About three-quarters of respondents to the Institute of Internal Auditor’ s2018 North American Pulse of Internal Audit survey, ranked accounting or finance degrees most desirable when assessing candidates, with IT-related degrees close behind. While those are logical starting points, the expanding scope of the internal audit function means candidates with other degrees, such as engineering or general business, also can be solid performers.

4. Develop a strong internal audit function

Along with attracting more candidates, internal audit departments need to engage the employees they already have. One way is to build an internal audit function that addresses significant issues facing the organization, so auditors don’t spend their days focused on immaterial problems. “If you feel your job is important, you feel good,” says MISTI’s Kramer. Most employees want to be part of a team that’s making a difference, he adds.

This also means that when internal audit uncovers an issue that’s uncomfortable—say, a department that’s lackadaisical about controls—the organization takes the information seriously and supports the audit team, Kramer says.

5. Invest in training and skills development

More than sixty percent of respondents to the MISTI survey said opportunities for skills development were key to attracting new talent. This factor was second only to compensation in terms of its appeal.

Similarly, a recent survey of IT internal audit professionals by consulting firm KPMG found that about half the respondents said they’re looking for a variety of experiences and the ability to grow their skill sets, says Matthew Johnson, principal and national leader for IT audit and assurance at KPMG LLP. While they still need to master the skills required to audit general IT controls, they also want access to emerging areas, like cybersecurity and data and analytics, he added.

Fortunately, that aligns with many organizations’ priorities. In KPMG’s 2017 study, IT Internal Audit: Multiplying risks amid scarce resources, 63 percent of respondents said they would focus on emerging risks in 2018. That’s more than double the 29 percent that planned to focus on emerging risks in 2017.

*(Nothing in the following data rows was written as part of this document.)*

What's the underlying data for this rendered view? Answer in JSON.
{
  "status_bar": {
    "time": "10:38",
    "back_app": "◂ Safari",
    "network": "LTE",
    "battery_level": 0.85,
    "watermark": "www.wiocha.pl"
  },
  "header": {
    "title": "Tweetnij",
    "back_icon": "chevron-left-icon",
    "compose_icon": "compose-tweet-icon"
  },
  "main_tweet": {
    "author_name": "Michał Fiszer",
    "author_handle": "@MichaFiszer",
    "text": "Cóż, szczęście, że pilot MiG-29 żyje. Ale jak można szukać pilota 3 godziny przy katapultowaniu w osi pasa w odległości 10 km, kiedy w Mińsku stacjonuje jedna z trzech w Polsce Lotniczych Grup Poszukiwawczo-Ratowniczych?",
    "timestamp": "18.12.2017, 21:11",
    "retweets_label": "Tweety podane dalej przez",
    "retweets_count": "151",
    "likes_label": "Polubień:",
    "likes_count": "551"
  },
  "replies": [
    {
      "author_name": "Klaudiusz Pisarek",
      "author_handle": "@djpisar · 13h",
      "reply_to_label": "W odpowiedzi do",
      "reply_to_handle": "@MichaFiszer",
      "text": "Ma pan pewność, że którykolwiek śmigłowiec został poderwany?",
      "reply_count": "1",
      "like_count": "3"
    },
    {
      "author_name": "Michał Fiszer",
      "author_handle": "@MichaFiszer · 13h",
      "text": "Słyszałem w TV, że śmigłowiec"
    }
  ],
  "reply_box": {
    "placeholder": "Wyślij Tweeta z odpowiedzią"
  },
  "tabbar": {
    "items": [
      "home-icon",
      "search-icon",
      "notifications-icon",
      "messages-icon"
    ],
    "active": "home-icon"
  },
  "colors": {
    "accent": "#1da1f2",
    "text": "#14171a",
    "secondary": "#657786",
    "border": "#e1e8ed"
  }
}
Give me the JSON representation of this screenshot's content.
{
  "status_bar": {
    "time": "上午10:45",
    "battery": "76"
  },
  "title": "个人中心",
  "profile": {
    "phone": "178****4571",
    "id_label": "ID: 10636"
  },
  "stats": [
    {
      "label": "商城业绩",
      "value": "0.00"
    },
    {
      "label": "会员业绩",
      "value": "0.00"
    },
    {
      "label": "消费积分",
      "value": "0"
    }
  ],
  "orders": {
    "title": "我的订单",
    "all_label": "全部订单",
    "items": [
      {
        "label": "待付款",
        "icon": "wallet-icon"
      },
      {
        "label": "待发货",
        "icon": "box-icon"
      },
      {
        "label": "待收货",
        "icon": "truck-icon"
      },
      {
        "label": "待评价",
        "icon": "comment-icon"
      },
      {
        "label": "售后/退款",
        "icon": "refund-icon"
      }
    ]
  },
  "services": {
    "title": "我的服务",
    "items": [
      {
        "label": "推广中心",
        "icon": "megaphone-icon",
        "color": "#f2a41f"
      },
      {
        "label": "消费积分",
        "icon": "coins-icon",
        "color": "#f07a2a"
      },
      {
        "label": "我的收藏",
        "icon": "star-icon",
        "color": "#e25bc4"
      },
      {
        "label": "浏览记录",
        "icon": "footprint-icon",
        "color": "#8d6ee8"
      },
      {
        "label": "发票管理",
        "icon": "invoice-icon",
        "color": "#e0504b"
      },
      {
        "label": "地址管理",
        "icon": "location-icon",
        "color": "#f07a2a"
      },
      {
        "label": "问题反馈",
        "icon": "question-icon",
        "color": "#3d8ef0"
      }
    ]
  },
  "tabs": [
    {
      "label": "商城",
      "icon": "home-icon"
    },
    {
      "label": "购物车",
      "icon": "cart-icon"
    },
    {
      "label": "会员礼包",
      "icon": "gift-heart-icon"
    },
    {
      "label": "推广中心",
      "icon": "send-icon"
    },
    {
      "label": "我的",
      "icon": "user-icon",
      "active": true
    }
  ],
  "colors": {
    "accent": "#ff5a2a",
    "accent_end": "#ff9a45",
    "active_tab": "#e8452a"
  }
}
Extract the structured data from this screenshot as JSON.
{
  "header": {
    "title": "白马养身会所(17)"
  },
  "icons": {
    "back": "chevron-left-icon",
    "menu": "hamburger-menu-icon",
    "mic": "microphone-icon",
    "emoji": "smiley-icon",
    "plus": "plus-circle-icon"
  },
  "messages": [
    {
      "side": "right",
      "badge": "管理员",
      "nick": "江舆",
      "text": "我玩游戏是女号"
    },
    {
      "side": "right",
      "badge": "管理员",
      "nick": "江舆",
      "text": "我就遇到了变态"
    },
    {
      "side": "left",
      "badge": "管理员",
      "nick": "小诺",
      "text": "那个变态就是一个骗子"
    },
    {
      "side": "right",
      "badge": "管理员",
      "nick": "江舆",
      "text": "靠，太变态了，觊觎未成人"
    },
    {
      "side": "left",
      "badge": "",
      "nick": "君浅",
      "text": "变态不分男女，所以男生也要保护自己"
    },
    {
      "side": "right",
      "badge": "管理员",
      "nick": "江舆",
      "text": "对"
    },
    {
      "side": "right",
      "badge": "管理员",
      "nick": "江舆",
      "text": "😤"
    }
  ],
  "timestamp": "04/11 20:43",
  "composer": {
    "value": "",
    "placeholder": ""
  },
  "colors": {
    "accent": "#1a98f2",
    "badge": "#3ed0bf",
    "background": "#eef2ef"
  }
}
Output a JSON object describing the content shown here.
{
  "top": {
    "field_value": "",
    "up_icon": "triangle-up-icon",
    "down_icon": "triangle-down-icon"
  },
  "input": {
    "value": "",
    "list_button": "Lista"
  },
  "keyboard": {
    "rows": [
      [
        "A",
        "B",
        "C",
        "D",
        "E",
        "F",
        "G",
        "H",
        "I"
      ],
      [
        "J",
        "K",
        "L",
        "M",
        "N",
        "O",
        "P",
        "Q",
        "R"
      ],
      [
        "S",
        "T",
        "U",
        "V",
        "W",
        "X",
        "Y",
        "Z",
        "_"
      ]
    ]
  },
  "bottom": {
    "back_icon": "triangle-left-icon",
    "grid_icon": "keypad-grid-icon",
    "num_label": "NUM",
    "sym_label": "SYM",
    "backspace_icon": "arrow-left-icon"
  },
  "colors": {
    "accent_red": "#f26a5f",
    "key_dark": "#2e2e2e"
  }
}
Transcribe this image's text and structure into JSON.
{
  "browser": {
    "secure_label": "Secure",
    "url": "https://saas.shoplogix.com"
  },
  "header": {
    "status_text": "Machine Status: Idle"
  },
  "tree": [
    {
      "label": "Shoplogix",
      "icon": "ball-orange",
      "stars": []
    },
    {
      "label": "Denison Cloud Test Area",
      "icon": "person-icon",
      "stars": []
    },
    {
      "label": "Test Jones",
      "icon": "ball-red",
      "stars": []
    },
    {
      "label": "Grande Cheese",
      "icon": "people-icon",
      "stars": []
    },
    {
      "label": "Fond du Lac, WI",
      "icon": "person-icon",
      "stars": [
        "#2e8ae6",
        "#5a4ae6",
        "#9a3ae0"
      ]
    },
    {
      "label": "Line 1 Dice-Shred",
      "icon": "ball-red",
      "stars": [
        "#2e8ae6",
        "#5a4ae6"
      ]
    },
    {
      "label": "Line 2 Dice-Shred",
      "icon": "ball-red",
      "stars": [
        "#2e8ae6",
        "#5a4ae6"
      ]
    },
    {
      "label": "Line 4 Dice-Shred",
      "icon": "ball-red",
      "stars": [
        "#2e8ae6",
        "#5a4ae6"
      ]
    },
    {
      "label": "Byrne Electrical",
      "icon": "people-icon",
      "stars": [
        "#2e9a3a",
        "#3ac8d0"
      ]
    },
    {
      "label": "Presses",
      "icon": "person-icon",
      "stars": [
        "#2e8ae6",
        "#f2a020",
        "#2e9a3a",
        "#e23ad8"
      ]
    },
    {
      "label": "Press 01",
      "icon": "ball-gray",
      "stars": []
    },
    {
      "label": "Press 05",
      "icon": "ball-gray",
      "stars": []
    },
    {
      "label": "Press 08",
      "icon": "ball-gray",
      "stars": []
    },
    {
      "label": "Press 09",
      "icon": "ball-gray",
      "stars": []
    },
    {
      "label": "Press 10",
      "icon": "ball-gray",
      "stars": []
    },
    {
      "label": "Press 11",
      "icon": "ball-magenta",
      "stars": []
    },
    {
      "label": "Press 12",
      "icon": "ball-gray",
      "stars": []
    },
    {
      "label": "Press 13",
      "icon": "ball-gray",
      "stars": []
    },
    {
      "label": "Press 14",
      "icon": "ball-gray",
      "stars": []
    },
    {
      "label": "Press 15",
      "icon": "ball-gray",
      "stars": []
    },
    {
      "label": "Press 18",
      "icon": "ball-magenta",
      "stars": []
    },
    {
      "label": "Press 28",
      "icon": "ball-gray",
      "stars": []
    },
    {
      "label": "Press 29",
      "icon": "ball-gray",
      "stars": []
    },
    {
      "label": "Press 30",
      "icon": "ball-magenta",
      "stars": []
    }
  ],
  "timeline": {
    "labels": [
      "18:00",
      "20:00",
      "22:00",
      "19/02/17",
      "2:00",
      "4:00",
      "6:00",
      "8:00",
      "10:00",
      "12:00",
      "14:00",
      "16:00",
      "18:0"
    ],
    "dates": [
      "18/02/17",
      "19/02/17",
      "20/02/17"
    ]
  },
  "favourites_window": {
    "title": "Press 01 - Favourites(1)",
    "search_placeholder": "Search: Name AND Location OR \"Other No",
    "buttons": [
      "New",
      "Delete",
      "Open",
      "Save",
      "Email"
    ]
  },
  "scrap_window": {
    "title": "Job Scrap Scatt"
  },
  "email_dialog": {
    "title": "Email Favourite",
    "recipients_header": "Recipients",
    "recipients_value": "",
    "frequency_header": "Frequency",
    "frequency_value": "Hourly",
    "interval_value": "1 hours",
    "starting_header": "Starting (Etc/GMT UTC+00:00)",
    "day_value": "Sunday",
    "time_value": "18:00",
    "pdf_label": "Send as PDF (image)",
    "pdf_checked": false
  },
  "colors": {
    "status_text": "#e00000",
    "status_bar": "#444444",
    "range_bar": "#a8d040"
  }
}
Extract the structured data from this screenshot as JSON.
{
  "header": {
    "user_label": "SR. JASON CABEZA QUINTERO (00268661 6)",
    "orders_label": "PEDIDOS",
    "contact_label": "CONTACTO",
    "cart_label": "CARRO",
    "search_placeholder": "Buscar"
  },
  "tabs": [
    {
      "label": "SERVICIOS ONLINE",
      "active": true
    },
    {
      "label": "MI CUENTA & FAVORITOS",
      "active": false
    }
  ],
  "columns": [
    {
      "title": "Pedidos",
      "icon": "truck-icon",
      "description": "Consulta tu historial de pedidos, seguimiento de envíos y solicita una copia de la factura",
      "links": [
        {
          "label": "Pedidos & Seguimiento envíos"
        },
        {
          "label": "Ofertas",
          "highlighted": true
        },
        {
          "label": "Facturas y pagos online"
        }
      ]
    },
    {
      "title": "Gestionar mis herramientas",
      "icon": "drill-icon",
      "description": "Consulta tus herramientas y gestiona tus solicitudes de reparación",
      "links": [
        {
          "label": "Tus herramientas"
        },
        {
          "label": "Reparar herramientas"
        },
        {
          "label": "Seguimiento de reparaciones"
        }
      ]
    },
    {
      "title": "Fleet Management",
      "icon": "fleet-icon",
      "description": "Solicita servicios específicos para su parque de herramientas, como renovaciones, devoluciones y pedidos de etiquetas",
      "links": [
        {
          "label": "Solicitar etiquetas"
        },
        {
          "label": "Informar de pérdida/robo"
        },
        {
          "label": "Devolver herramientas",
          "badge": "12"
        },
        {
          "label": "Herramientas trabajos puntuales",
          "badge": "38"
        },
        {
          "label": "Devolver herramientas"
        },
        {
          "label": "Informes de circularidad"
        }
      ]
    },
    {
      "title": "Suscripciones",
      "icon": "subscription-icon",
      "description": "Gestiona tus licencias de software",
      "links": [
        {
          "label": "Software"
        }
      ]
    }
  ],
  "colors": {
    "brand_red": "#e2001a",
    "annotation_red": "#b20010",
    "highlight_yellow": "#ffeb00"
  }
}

Along with technical proficiency, any training should include softer skills. “In internal audit, you’re trying to convince people to change who don’t want to,” Kramer says. Auditors who can make their case persuasively will succeed more often. Again, that reinforces engagement.


Internal audit departments face challenges in attracting candidates. Many can be addressed by adjusting how a department markets itself and reaches out to candidates. In addition, developing a strong internal audit function, including access to training, can help in retaining current employees. 

To learn more about topics such as this, mark your calendars for the highly-anticipated SuperStrategies Conference & Expo in Las Vegas this November.